The Ripped Bodice has come out with their fifth annual State of Racial Diversity in Romance Report and, spoiler alert, the overwhelming whiteness in romance publishing that they identified in 2016 has not been solved.
The Racial Diversity Report looks at the largest romance publishers and tracks the percentage of the titles published that year that are by authors of color. Ripped Bodice looks up over a thousand authors and using biographies and other public information to try get this estimate.
When The Ripped Bodice opened in 2016 in Los Angeles, it was the first romance-only bookstore to open in the Northern Hemisphere. It’s run by sister-owners Leah and Bea Koch, who raised money on Kickstarter to fulfil their dream of opening a romance bookstore. Among other initiatives, such as their Ripped Bodice Awards for Excellence in Romantic Fiction, they have also been running an annual diversity report on the romance genre in publishing since their first year in business.
This year’s report points out how many publishers made public promises in 2020 to promote anti-racism and address white supremacy in their organizations, but that hasn’t seemed to have affected these numbers. Publishing is a notoriously slow-moving business, so maybe those efforts will bear fruit in 2021’s report, but I’m not particularly optimistic.
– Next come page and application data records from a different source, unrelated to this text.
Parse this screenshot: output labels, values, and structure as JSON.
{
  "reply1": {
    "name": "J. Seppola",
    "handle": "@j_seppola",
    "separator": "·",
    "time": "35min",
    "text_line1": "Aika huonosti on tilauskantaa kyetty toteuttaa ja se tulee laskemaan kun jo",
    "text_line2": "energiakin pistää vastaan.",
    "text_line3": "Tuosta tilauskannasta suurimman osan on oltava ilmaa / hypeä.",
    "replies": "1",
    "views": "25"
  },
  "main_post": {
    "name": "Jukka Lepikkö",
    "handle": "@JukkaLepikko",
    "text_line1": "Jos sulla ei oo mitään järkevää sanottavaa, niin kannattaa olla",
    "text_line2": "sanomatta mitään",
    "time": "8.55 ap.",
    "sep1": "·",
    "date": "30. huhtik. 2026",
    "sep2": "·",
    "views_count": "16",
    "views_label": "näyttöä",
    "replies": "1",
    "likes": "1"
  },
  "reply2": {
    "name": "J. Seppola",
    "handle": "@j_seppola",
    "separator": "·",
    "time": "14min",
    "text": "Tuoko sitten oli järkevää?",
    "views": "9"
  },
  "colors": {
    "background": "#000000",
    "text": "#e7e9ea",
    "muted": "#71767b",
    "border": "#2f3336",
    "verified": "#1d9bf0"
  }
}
Of all of the romance books published in 2020, 12% were by authors of color, while people of color make up about 40% of the current U.S. population. Worse, even that percentage is mostly attributed to one publisher, Kensington. Without their titles, the percentage would drop to 8.3%.
This is an improvement from last year, where the average was 8.3%, but there’s still a long way to go, especially considering how much one publisher is responsible for moving the needle. Kensington went from 12.7% in 2016 to 44.8% in 2020! Carina Press has also leapt from 5.4% in 2016 to 37% in 2020, but those are not the norm.
Most publishers are staying about the same from where they started in 2016, usually in the 2%-10% range. A couple show slow, but steady progress–maybe in 20 years they’ll catch up! There are a few, though, that have performed worse now than when they started: Bold Strokes Books, Simon & Schuster, and Forever. I also have to give a special shout out of disappointment to Bethany House: holding steady at 0% every year.
Personally, as someone who reads more queer romance, I’m particularly disappointed by Bold Strokes Books. They publish mostly F/F romance, and while their percentage in 2016 was 7%, it’s dropped to 1.9% last year. For an publishing company that should be about diversity, that shows very little intersectionality in how they’re choosing which authors to publish.
Check out the full Ripped Bodice 2020 Racial Diversity in Romance Publishing Report, including their 2020 bestsellers and a chart for each publisher. As we conclude every year: hopefully these numbers will improve by next time.
Looking for romance novels by authors of color? Try:
- 22 Black Romance Novelists Who Are Not Beverly Jenkins
- Black Romance Novels for Black History Month
- Queer Black Women Romance Novels
- 15 Must Read Black-Authored Historical Romance Novels of the Last 25 Years
- Romance Novels By or About a Person of Color
Editor note: A previous version of this post incorrectly stated that some publishers provided racial data.